EWON Consultation Review – Under the new Retail Exemption Guidelines and Network Exemption Guidelines – from July 2018 – All AER exemption holders operating in NSW will be required to hold an EWON membership. Previously, membership was only a requirement for authorised retailers or networks. The anticipated changes will increase EWON membership from 56 to approximately 400. This will affect EWON’s own governance and operations as well as having a significant impact on exemption holders. On 15 March 2018, EWON – in association with KPMG – held a forum outlining the proposed changes to EWON’s structure to facilitate the transition. The significant changes will have an impact on four spheres of EWON’s operations.
By Alex Silcock, Compliance Quarter.
EWON will be retaining its current membership model. That is one membership per legal entity, NOT one membership per licence. Therefore, from July 2018, every legal entity holding an authorisation or an exemption must become a member. If that legal entity holds multiple licences or exemptions, it cannot register for multiple memberships. However, corporate groups that consist of multiple companies, must obtain a membership for each legal entity that holds an exemption and/ or licence.

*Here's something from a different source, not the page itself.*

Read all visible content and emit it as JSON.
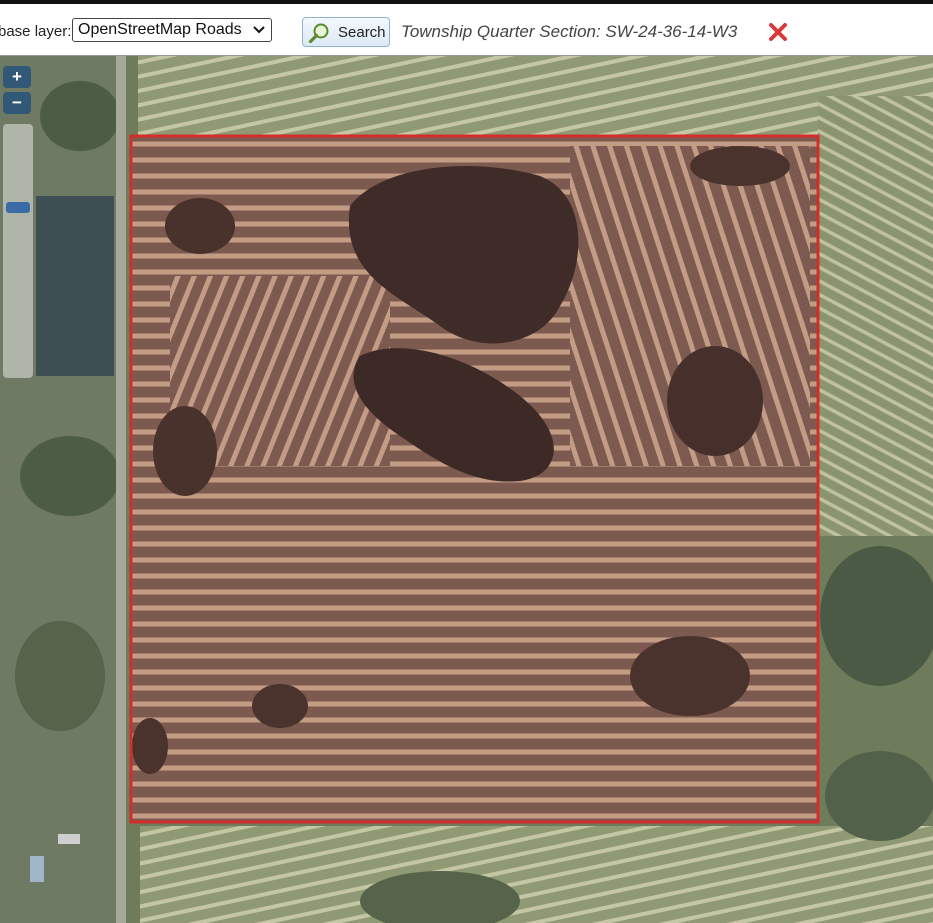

While each exempt entity must become a member, EWON has indicated that it will not be necessary for each individual member to engage directly with the Ombudsman. Rather, exemption holders may enter into formal arrangements with third party intermediaries which will allow the third party to liaise with EWON and undertake training and compliance activities on their behalf.
EWON’s funding is drawn primarily from fees paid by its members and is made up of three elements. A one-off joining fee, an annual fixed fee and casework fees. The joining fee and annual fixed fee will both be scaled according to customer numbers in response to the proposed exemption guidelines. However, in what will come as a concern for exemption holders – traditionally smaller operators – EWON intends to retain the current casework fees model. Under the casework model, fees will vary for each member. A member’s casework fee will be determined by how many customer complaints the Ombudsman receives in relation to that member and the extent to which these complaints are escalated. A more detailed breakdown of the EWON casework fees was made available to those who attended our recent Embedded Networks Regulatory Update Webinar.

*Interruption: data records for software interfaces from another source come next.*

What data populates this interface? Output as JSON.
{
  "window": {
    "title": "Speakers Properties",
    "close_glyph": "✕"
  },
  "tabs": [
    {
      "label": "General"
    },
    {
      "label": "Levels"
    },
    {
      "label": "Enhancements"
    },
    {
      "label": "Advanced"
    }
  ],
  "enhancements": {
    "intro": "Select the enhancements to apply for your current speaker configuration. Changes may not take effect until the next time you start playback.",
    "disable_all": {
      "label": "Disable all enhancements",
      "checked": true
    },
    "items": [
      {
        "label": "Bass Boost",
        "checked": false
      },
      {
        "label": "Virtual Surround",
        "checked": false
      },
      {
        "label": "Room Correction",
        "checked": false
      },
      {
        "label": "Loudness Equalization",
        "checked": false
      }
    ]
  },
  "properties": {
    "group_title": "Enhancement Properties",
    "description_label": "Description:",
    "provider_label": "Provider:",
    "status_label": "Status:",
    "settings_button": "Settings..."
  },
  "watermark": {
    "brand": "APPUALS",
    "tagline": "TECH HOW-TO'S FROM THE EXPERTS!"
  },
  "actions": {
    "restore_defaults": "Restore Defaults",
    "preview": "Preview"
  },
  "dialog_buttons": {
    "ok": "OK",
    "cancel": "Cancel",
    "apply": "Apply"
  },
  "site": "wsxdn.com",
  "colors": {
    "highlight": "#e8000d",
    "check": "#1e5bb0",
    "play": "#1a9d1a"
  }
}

EWON is also reviewing the voting rights provisions in its constitution. The current model is simply ‘one member one vote’. This is no longer seen as appropriate, given that it is anticipated that the current membership base will increase from 56 to approximately 400 with the addition of exemption holders. Due to perceived concern surrounding exemption holders holding too great of an influence under the current system, EWON is seeking submissions on proposed changes to voting rights. The proposed alternatives to the current model are: 1) one vote per dollar of fixed annual fees; or 2) one vote per customer. Both of these proposed methods will favour larger EWON members and exemption holders are encouraged to make submissions on this issue if they have an alternative suggestion regarding voting rights.
One of the foremost issues on which members vote, is the composition of the EWON board. Currently, all directors are chosen by EWON members through a nomination and voting process. EWON appears to be favouring a shift to a more structured, industry orientated board, made up of two directors from the energy retail industry, one director from the energy network sector and one director from the water industry. However, the details of the actual selection process have not been determined at this stage. There is no suggestion that EWON is contemplating reserving a board position for a representative of exemption holders or Embedded Networks.
The proposed changes in the four major areas outlined above, will impact existing and new EWON members. Smaller exempt entities in particular, will need to be cognisant of the component of their membership fee which will be determined on a variable basis. The potential to be liable for significant membership fees as a result of customer complaints, should be an incentive for all networks, retailers and exemption holders to ensure that they have effective complaints and disputes resolution mechanisms in place.
To help exempt entities to deal with the transition to membership, EWON intends to establish an Operational Exempt Entities Advisory Group to act as a conduit to the board and ensure that the concerns of EWON’s newest and smallest members are understood. Concerned parties should seek to join.